Now back to the racetrack. Once there the rider will inevitably want to stiffen the WP suspensions settings, or not, depending on his ability and bravery. Easy to achieve on the stock 1290 R with a few clicks on the front and on the rear, using some tools (and I don’t mean ‘shed experts’) to adjust the preload settings, all well and good using the top class WP Apex components. However the more expensive Evo version takes this adjustability to a whole new level with its WP Apex SAT (Semi-active Suspension Technology) using electronically controlled magnetic valves, which can all be adjusted by just using the left side switchgear and no tools at all – tremendous!
The 1290 Super Adventure S has similar suspension, but I always left that in ‘Auto’ mode as it adapts to rider, speed, etc, and I couldn’t be bothered to fiddle, which the Super Duke R Evo can also do if you’re a bit lazy. But I found myself delving deeper into the Evo and ended up with it on the softest damping and softest Preload on the road, making it a soft as Kate Winslet’s buttocks for our rough street roads. Then, if I chose, I could immediately turn it into ‘rock-hard’, ‘filling removing’ and ‘tongue biting’ track mode for a brisk lap when required, and everything in-between, all within a matter of seconds. You can also (once Suspension Pro is unlocked), infinitely adjust compression and rebound damping, and preload, by 10% increments between 0-100%, both front and rear independently, which I haven’t seen before on such a motorcycle of this kind. You can even turn anti-dive, on or off, on the front forks too. Some of these suspension features can also be adjusted on the ‘fly’, but I’m not sure with this type of performance I’d want to take my eyes off the road for too long whilst fiddling with my buttons.
So the big question here, is the extra cost of the suspension package the Evo has worth it? I’d have to say yes as it’s so easy to turn the Super Duke from a comfortable street bike into a track day menace, without any tools, besides an eager thumb. However the stock 1290 Super Duke R is now R339,999 (plus R17k for Tech Pack), and the Evo version is R371,999 (plus R21k for Tech Pack that includes Suspension Pro), so I’ll let you decide. Oh, and a massive thanks goes out to RAD-KTM for letting us use their Evo, which is the only such demo in South Africa. That SC Project silencer they fitted sounds bloodcurdling and could wake the dead, whom it might well have during these pictures we took. For some reason RAD’s bike also felt faster than the stock SDR, making it indeed a scary monster when unleashed.

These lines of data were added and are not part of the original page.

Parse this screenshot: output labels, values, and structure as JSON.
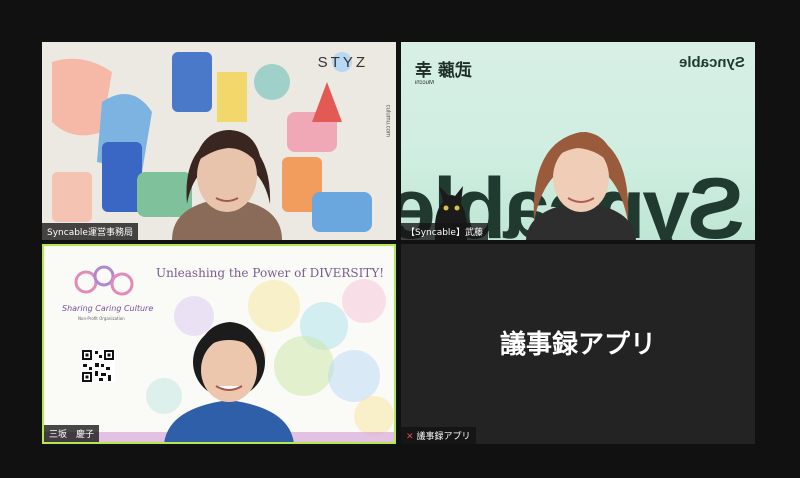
{
  "tiles": [
    {
      "name": "Syncable運営事務局"
    },
    {
      "name": "【Syncable】武藤"
    },
    {
      "name": "三坂　慶子"
    },
    {
      "name": "議事録アプリ"
    }
  ],
  "tile1": {
    "brand": "STYZ",
    "url": "culumu.com"
  },
  "tile2": {
    "logo_text": "Syncable",
    "jp_name": "武藤 幸",
    "jp_sub": "Mucchi",
    "big_text": "Syncable"
  },
  "tile3": {
    "banner": "Unleashing the Power of DIVERSITY!",
    "scc_title": "Sharing Caring Culture",
    "scc_sub": "Non-Profit Organization"
  },
  "tile4": {
    "display_name": "議事録アプリ"
  },
  "colors": {
    "active_speaker": "#b6e84a",
    "background": "#111111"
  }
}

Without doubt my favorite Hyper-Naked is still the KTM 1290 Super Duke R/Evo. You can ride it mild, medium or hot and now everywhere in-between. Expensive bike for sure but the best things in this modern world don’t come cheap, right?
Visit: www.ktm.com for more technical details.

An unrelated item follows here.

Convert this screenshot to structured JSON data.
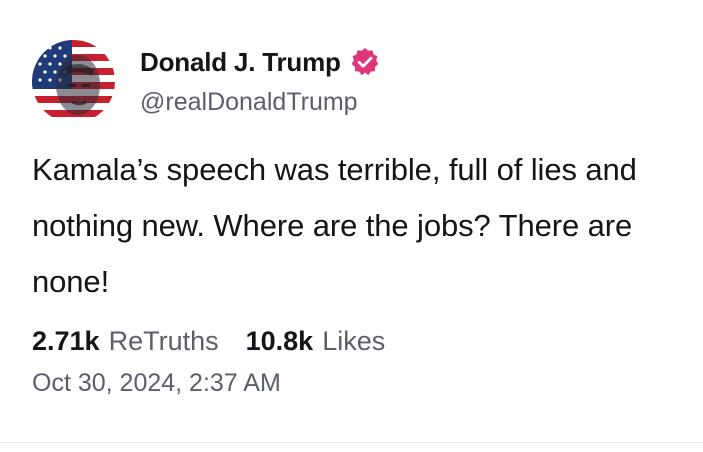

Also call the guys at www.radktm.co.za and they’ll be more than happy to let you experience their ‘scary’ Evo on a test ride – tell them we sent you.